What to do: Go through each line of the entries below and tally those containing the string "Orders"; give only the total.

....................

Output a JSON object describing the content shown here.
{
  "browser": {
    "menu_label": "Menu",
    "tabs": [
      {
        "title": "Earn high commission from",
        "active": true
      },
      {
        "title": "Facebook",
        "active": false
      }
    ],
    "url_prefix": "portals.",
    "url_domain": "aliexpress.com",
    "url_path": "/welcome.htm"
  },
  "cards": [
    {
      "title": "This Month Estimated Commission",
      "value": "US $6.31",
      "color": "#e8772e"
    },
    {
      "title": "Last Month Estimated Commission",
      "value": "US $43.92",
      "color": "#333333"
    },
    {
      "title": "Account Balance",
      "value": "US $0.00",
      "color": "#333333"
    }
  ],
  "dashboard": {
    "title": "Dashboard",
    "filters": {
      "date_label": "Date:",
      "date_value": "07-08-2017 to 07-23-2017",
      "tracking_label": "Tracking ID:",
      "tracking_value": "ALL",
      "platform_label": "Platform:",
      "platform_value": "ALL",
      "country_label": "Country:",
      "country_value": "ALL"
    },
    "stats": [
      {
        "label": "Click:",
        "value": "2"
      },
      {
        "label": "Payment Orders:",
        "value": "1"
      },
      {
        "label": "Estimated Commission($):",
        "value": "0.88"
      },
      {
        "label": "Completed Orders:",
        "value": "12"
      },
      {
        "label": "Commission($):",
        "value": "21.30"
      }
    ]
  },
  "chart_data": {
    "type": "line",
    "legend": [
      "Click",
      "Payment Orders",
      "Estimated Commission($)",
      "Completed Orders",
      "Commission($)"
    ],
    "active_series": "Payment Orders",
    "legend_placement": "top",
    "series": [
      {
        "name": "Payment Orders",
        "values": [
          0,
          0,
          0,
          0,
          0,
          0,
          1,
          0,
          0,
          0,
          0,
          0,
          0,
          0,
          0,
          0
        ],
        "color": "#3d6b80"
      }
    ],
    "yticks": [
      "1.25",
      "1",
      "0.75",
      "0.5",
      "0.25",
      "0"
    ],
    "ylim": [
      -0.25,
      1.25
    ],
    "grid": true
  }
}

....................

Written response: 6